• _Task goal_
Working through the lines below, return each one that holds "ffffff".

• _The records_

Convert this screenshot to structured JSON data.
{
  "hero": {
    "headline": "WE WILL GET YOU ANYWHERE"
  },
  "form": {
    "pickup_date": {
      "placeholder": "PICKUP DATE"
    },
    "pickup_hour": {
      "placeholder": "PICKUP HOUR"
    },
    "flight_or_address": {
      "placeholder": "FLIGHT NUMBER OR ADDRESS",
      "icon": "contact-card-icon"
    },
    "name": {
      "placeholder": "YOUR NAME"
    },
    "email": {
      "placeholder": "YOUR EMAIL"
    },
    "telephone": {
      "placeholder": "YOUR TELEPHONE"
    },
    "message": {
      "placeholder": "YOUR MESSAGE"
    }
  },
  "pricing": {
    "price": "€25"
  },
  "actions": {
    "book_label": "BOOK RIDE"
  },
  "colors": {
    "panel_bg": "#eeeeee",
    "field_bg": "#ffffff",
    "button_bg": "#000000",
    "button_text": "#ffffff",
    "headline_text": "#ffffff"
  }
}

• _Answer_
    "field_bg": "#ffffff",
    "button_text": "#ffffff",
    "headline_text": "#ffffff"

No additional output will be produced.